Welcome! This blog should provide two things. First, a vicarious experience of nature through images, captions, and video. Secondly, the blog will share some of the research and literature that reinforces the paradigm of nature as a restorative and healing force. The goal is to give an educational, and rejuvenating "virtual nature experience".
Kevin's Web Log
Niawathe Prairie Natural Area, Dade County, MO
Nature images that are well received in the healthcare setting are often characterized by bright sunlight, open views with depth, and where the color green is prominent. This time of year I often think of the tallgrass prairie for those types of images. The flower bloom is particularly intense this time of year. Below is the caption for this location. For additional information, you can visit the Missouri Department of Conservation's website.
Southwestern Missouri is an area that transitions from Ozark Plateau to the east and to Tallgrass Prairie to the west. There are still a very few excellent examples of tallgrass prairie in this region, and Niawathe Prairie is one of the showiest.

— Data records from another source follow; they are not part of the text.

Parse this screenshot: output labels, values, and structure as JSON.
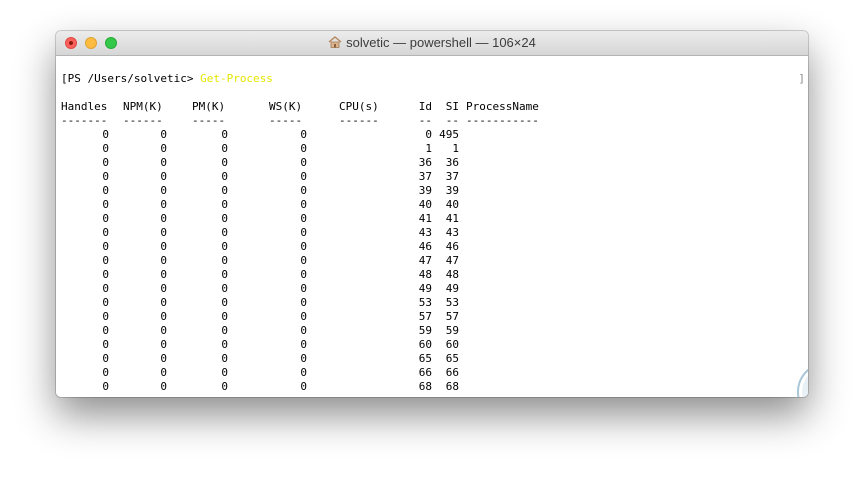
{
  "window": {
    "title": "solvetic — powershell — 106×24",
    "title_icon": "home-icon"
  },
  "terminal": {
    "prompt": "[PS /Users/solvetic> ",
    "command": "Get-Process",
    "right_bracket": "]",
    "command_color": "#e6e600",
    "headers": {
      "handles": "Handles",
      "npm": "NPM(K)",
      "pm": "PM(K)",
      "ws": "WS(K)",
      "cpu": "CPU(s)",
      "id": "Id",
      "si": "SI",
      "pn": "ProcessName"
    },
    "separators": {
      "handles": "-------",
      "npm": "------",
      "pm": "-----",
      "ws": "-----",
      "cpu": "------",
      "id": "--",
      "si": "--",
      "pn": "-----------"
    },
    "rows": [
      {
        "handles": "0",
        "npm": "0",
        "pm": "0",
        "ws": "0",
        "cpu": "",
        "id": "0",
        "si": "495",
        "pn": ""
      },
      {
        "handles": "0",
        "npm": "0",
        "pm": "0",
        "ws": "0",
        "cpu": "",
        "id": "1",
        "si": "1",
        "pn": ""
      },
      {
        "handles": "0",
        "npm": "0",
        "pm": "0",
        "ws": "0",
        "cpu": "",
        "id": "36",
        "si": "36",
        "pn": ""
      },
      {
        "handles": "0",
        "npm": "0",
        "pm": "0",
        "ws": "0",
        "cpu": "",
        "id": "37",
        "si": "37",
        "pn": ""
      },
      {
        "handles": "0",
        "npm": "0",
        "pm": "0",
        "ws": "0",
        "cpu": "",
        "id": "39",
        "si": "39",
        "pn": ""
      },
      {
        "handles": "0",
        "npm": "0",
        "pm": "0",
        "ws": "0",
        "cpu": "",
        "id": "40",
        "si": "40",
        "pn": ""
      },
      {
        "handles": "0",
        "npm": "0",
        "pm": "0",
        "ws": "0",
        "cpu": "",
        "id": "41",
        "si": "41",
        "pn": ""
      },
      {
        "handles": "0",
        "npm": "0",
        "pm": "0",
        "ws": "0",
        "cpu": "",
        "id": "43",
        "si": "43",
        "pn": ""
      },
      {
        "handles": "0",
        "npm": "0",
        "pm": "0",
        "ws": "0",
        "cpu": "",
        "id": "46",
        "si": "46",
        "pn": ""
      },
      {
        "handles": "0",
        "npm": "0",
        "pm": "0",
        "ws": "0",
        "cpu": "",
        "id": "47",
        "si": "47",
        "pn": ""
      },
      {
        "handles": "0",
        "npm": "0",
        "pm": "0",
        "ws": "0",
        "cpu": "",
        "id": "48",
        "si": "48",
        "pn": ""
      },
      {
        "handles": "0",
        "npm": "0",
        "pm": "0",
        "ws": "0",
        "cpu": "",
        "id": "49",
        "si": "49",
        "pn": ""
      },
      {
        "handles": "0",
        "npm": "0",
        "pm": "0",
        "ws": "0",
        "cpu": "",
        "id": "53",
        "si": "53",
        "pn": ""
      },
      {
        "handles": "0",
        "npm": "0",
        "pm": "0",
        "ws": "0",
        "cpu": "",
        "id": "57",
        "si": "57",
        "pn": ""
      },
      {
        "handles": "0",
        "npm": "0",
        "pm": "0",
        "ws": "0",
        "cpu": "",
        "id": "59",
        "si": "59",
        "pn": ""
      },
      {
        "handles": "0",
        "npm": "0",
        "pm": "0",
        "ws": "0",
        "cpu": "",
        "id": "60",
        "si": "60",
        "pn": ""
      },
      {
        "handles": "0",
        "npm": "0",
        "pm": "0",
        "ws": "0",
        "cpu": "",
        "id": "65",
        "si": "65",
        "pn": ""
      },
      {
        "handles": "0",
        "npm": "0",
        "pm": "0",
        "ws": "0",
        "cpu": "",
        "id": "66",
        "si": "66",
        "pn": ""
      },
      {
        "handles": "0",
        "npm": "0",
        "pm": "0",
        "ws": "0",
        "cpu": "",
        "id": "68",
        "si": "68",
        "pn": ""
      }
    ]
  },
  "watermark": {
    "icon": "solvetic-logo-icon",
    "color": "#a9c7d8"
  }
}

Although there is almost always something blooming on the tallgrass prairie during the growing season, the second week of June could be described as the glory days on the prairie. Black-eyed Susans and Pale Purple Coneflower are at their peak and Niawathe Prairie has an abundance of both.
There are certain times that come up as favorites for me when doing my field work. Watching the sun rise on a showy prairie in June is one of them. There is usually a mist or light fog in the pre-dawn air, taking the edge off the brightness of the rising sun, yet its warm light glistens off the copious dew drops on vegetation.

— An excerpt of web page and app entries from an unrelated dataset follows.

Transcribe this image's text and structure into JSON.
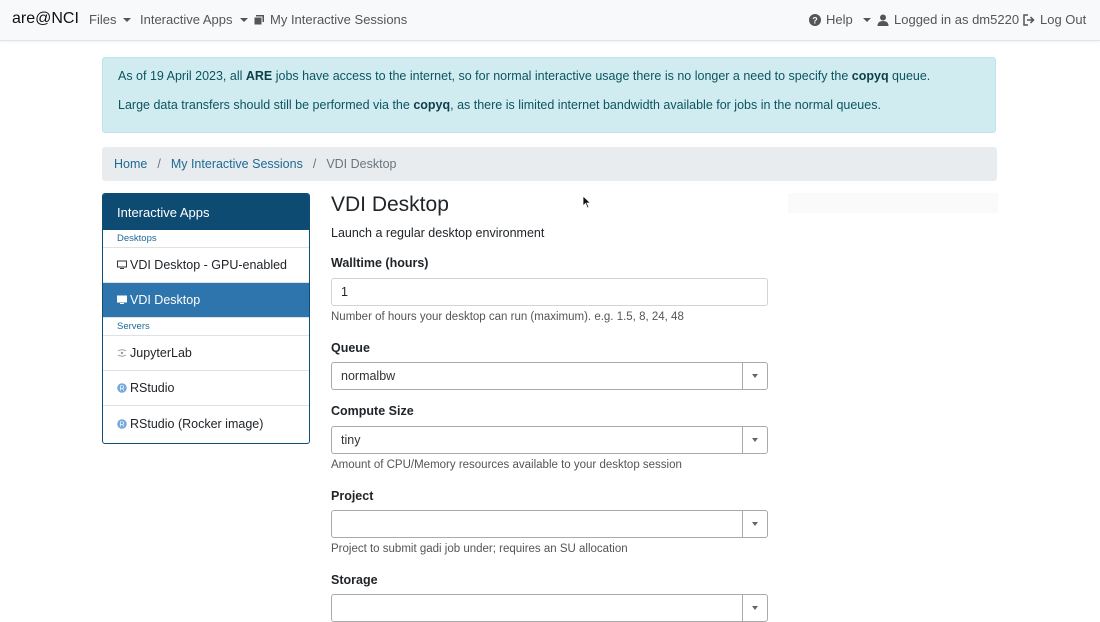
{
  "navbar": {
    "brand": "are@NCI",
    "files": "Files",
    "interactive_apps": "Interactive Apps",
    "my_sessions": "My Interactive Sessions",
    "help": "Help",
    "logged_in": "Logged in as dm5220",
    "logout": "Log Out"
  },
  "alert": {
    "line1_pre": "As of 19 April 2023, all ",
    "line1_b1": "ARE",
    "line1_mid": " jobs have access to the internet, so for normal interactive usage there is no longer a need to specify the ",
    "line1_b2": "copyq",
    "line1_post": " queue.",
    "line2_pre": "Large data transfers should still be performed via the ",
    "line2_b1": "copyq",
    "line2_post": ", as there is limited internet bandwidth available for jobs in the normal queues."
  },
  "breadcrumb": {
    "home": "Home",
    "sessions": "My Interactive Sessions",
    "current": "VDI Desktop",
    "sep": "/"
  },
  "sidebar": {
    "header": "Interactive Apps",
    "cat_desktops": "Desktops",
    "cat_servers": "Servers",
    "items": [
      {
        "label": "VDI Desktop - GPU-enabled",
        "icon": "monitor-icon"
      },
      {
        "label": "VDI Desktop",
        "icon": "monitor-icon"
      },
      {
        "label": "JupyterLab",
        "icon": "jupyter-icon"
      },
      {
        "label": "RStudio",
        "icon": "rstudio-icon"
      },
      {
        "label": "RStudio (Rocker image)",
        "icon": "rstudio-icon"
      }
    ]
  },
  "form": {
    "title": "VDI Desktop",
    "subtitle": "Launch a regular desktop environment",
    "walltime_label": "Walltime (hours)",
    "walltime_value": "1",
    "walltime_help": "Number of hours your desktop can run (maximum). e.g. 1.5, 8, 24, 48",
    "queue_label": "Queue",
    "queue_value": "normalbw",
    "compute_label": "Compute Size",
    "compute_value": "tiny",
    "compute_help": "Amount of CPU/Memory resources available to your desktop session",
    "project_label": "Project",
    "project_value": "",
    "project_help": "Project to submit gadi job under; requires an SU allocation",
    "storage_label": "Storage"
  },
  "colors": {
    "navbar_bg": "#f8f9fa",
    "alert_bg": "#d1ecf1",
    "sidebar_header": "#0e4b73",
    "sidebar_active": "#2f75ad",
    "link": "#1d6a95"
  }
}
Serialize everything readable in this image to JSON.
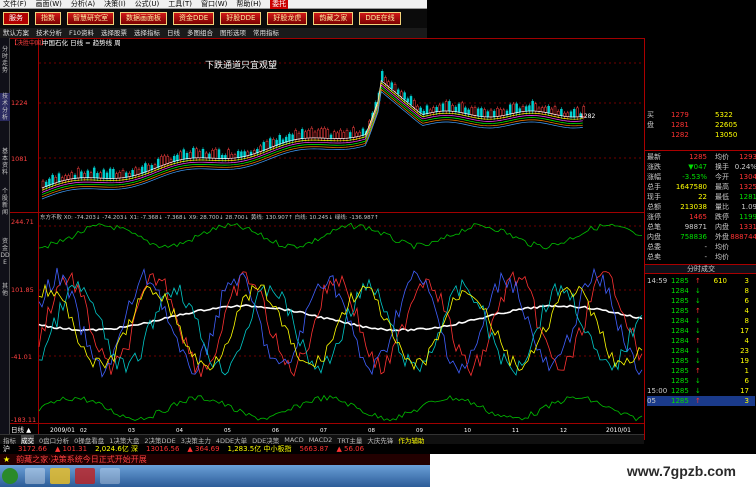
{
  "menu": [
    "文件(F)",
    "画面(W)",
    "分析(A)",
    "决策(I)",
    "公式(U)",
    "工具(T)",
    "窗口(W)",
    "帮助(H)",
    "委托"
  ],
  "toolbar": [
    "服务",
    "指数",
    "智慧研究室",
    "数据画面板",
    "资金DDE",
    "好股DDE",
    "好股龙虎",
    "韵藏之家",
    "DDE在线"
  ],
  "subtool": [
    "默认方案",
    "技术分析",
    "F10资料",
    "选择股票",
    "选择指标",
    "日线",
    "多图组合",
    "图形选项",
    "常用指标"
  ],
  "left_tabs": [
    "分时走势",
    "技术分析",
    "基本资料",
    "个股新闻",
    "资金DDE",
    "其他"
  ],
  "main": {
    "label_top": "【决胜中国】",
    "stock_line": "中国石化 日线  = 趋势线 周",
    "annotation": "下跌通道只宜观望",
    "price_axis": [
      "1224",
      "1081"
    ],
    "mid_label": "1282",
    "indicator_line": "东方不败 X0: -74.203↓ -74.203↓ X1: -7.368↓ -7.368↓ X9: 28.700↓ 28.700↓ 黄线: 130.907↑ 白线: 10.245↓ 绿线: -136.987↑",
    "ind_axis": [
      "244.71",
      "101.85",
      "-41.01",
      "-183.11"
    ],
    "footer_left": "日线 ▲",
    "date_left": "2009/01",
    "date_right": "2010/01",
    "months": [
      "02",
      "03",
      "04",
      "05",
      "06",
      "07",
      "08",
      "09",
      "10",
      "11",
      "12"
    ]
  },
  "orderbook": [
    {
      "label": "买",
      "price": "1279",
      "vol": "5322"
    },
    {
      "label": "盘",
      "price": "1281",
      "vol": "22605"
    },
    {
      "label": "",
      "price": "1282",
      "vol": "13050"
    }
  ],
  "quote": [
    [
      "最新",
      "1285",
      "均价",
      "1293"
    ],
    [
      "涨跌",
      "▼047",
      "换手",
      "0.24%"
    ],
    [
      "涨幅",
      "-3.53%",
      "今开",
      "1304"
    ],
    [
      "总手",
      "1647580",
      "最高",
      "1325"
    ],
    [
      "现手",
      "22",
      "最低",
      "1281"
    ],
    [
      "总额",
      "213038",
      "量比",
      "1.09"
    ],
    [
      "涨停",
      "1465",
      "跌停",
      "1199"
    ],
    [
      "总笔",
      "98871",
      "内盘",
      "1331"
    ],
    [
      "内盘",
      "758836",
      "外盘",
      "888744"
    ],
    [
      "总委",
      "-",
      "均价",
      ""
    ],
    [
      "总卖",
      "-",
      "均价",
      ""
    ]
  ],
  "tick_header": "分时成交",
  "ticks": [
    [
      "14:59",
      "1285",
      "610",
      "3"
    ],
    [
      "",
      "1284",
      "",
      "8"
    ],
    [
      "",
      "1285",
      "",
      "6"
    ],
    [
      "",
      "1285",
      "",
      "4"
    ],
    [
      "",
      "1284",
      "",
      "8"
    ],
    [
      "",
      "1284",
      "",
      "17"
    ],
    [
      "",
      "1284",
      "",
      "4"
    ],
    [
      "",
      "1284",
      "",
      "23"
    ],
    [
      "",
      "1285",
      "",
      "19"
    ],
    [
      "",
      "1285",
      "",
      "1"
    ],
    [
      "",
      "1285",
      "",
      "6"
    ],
    [
      "15:00",
      "1285",
      "",
      "17"
    ],
    [
      "05",
      "1285",
      "",
      "3"
    ]
  ],
  "bottom_tabs": [
    "指标",
    "成交",
    "0盘口分析",
    "0操盘看盘",
    "1决策大盘",
    "2决策DDE",
    "3决策主力",
    "4DDE大单",
    "DDE决策",
    "MACD",
    "MACD2",
    "TRT主量",
    "大庆先锋",
    "作为辅助"
  ],
  "index_bar": [
    "沪",
    "3172.66",
    "▲ 101.31",
    "2,024.6亿 深",
    "13016.56",
    "▲ 364.69",
    "1,283.5亿 中小板指",
    "5663.87",
    "▲ 56.06"
  ],
  "ticker": "韵藏之家·决策系统今日正式开始开展",
  "watermark": "www.7gpzb.com",
  "colors": {
    "up": "#ff3232",
    "down": "#00e000",
    "yellow": "#ffff00",
    "cyan": "#00c8c8",
    "white": "#ffffff",
    "red_border": "#b00000"
  }
}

The sounds of Meadowlarks, Henslow’s & Grasshopper Sparrows, Cardinals, Blue Jays, and the occasional screech of a Red Tailed Hawk all interact with the light and flowers & mist to create a bucolic scene that arrests & pacifies your mind.